NORTH TEXAS (CBSDFW.COM) – The number of people going to hospital emergency rooms has dropped as people avoid seeking medical care out of fear of exposure to COVID-19.

When they do go in, for everything from chest pain to general sickness, emergency physicians said they are seeing some patients at a more advanced stage of illness.

There is concern that fear of avoiding one illness, could end up leading to larger problems with another illness in the weeks and months to come.

“I do think we’re going to see some worsening of, presentations of, new conditions,” said Dr. Robert Hancock. “That whether people waited and didn’t come in for that condition developing, or simply didn’t come in for chest pain, and have some other catastrophic thing down the road.”

In Tarrant County, MedStar Mobile Healthcare’s daily transports to hospitals, are down from about 320 per day in January, to 192 a day through the first nine days of April. The percentage of medical calls that end with taking someone to the hospital, is also down more than 12-percent in that same time period.

The emergency department at JPS Health Network is caring for about 240 people a day right now, down about 35-percent from its average. That number can drop down to about 200 on the weekends.

Other health networks with facilities across North Texas also indicated their patient numbers were lower, but did not immediately have exact figures.

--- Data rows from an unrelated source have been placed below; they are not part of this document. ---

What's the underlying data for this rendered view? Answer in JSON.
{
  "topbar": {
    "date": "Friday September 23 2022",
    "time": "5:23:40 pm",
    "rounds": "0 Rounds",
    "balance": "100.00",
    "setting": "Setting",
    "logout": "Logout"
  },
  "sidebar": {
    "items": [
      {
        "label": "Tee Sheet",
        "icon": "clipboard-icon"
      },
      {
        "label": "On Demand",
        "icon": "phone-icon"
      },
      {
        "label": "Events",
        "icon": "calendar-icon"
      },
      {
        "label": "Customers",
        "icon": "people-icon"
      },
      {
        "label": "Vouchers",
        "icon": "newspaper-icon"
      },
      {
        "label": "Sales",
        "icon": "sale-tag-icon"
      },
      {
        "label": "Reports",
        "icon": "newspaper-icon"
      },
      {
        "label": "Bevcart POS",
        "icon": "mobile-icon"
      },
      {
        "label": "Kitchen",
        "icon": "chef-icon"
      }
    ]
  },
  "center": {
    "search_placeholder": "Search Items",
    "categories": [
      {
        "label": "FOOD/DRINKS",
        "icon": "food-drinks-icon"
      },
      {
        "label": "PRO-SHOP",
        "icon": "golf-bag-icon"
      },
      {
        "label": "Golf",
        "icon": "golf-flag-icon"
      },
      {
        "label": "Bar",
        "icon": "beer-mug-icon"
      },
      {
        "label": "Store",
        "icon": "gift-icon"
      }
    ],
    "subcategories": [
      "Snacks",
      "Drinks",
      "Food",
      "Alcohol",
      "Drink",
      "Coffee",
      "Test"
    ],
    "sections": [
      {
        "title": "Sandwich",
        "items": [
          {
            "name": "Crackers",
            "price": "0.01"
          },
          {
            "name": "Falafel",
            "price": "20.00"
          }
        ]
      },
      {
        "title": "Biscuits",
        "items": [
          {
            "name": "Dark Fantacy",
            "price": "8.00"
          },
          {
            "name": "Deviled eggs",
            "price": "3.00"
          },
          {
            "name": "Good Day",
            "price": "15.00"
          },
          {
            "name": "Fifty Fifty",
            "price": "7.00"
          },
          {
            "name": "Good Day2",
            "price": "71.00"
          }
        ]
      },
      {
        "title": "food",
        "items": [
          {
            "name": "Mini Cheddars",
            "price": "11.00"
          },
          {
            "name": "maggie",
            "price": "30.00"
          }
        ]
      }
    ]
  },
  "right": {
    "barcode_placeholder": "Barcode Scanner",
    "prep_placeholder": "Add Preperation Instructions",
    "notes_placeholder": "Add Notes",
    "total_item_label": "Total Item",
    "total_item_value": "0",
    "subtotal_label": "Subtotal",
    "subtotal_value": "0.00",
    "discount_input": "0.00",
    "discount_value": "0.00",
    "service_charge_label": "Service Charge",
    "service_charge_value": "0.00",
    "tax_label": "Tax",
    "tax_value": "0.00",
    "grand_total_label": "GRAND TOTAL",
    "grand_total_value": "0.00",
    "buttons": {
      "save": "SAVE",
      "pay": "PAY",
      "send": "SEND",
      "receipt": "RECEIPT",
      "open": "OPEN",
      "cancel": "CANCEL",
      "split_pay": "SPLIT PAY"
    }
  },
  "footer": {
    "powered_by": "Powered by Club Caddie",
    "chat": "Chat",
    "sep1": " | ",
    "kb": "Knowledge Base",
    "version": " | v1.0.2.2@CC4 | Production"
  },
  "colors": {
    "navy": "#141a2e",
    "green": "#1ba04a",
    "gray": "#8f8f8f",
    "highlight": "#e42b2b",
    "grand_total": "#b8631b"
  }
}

In an emailed statement, Medical City Healthcare said there had been declines in emergency rooms being utilized but that access remained available.

“We want patients who may be experiencing emergency symptoms of any kind, such as those of a heart attack or stroke, to know that it is safe and necessary to seek vital medical attention,” an emailed statement said, in part.

Dr. Hancock, the president-elect of the Texas College of Emergency Physicians, said he has seen some patients who would normally seek help when they had trouble breathing or walking, wait until they were in near full respiratory failure.

“They’re concerned they’ll be exposed” he said. “However, we’ve done a really good job, pretty much across the country, but in this area I can speak for, of separating those people who don’t have infectious symptoms, from those that do.”

If someone is concerned about taking up a bed, or needed supplies, Dr. Hancock said in many cases with early intervention, the patient may not need to be admitted. Waiting could lead to a condition where someone would need to take up a bed in the intensive care unit.

Hancock also said the drop in patients has had a financial impact on medical staff. He estimated as many as 75% of emergency room staff across the state had taken significant pay cuts, and had hours cut, due to the drop in work.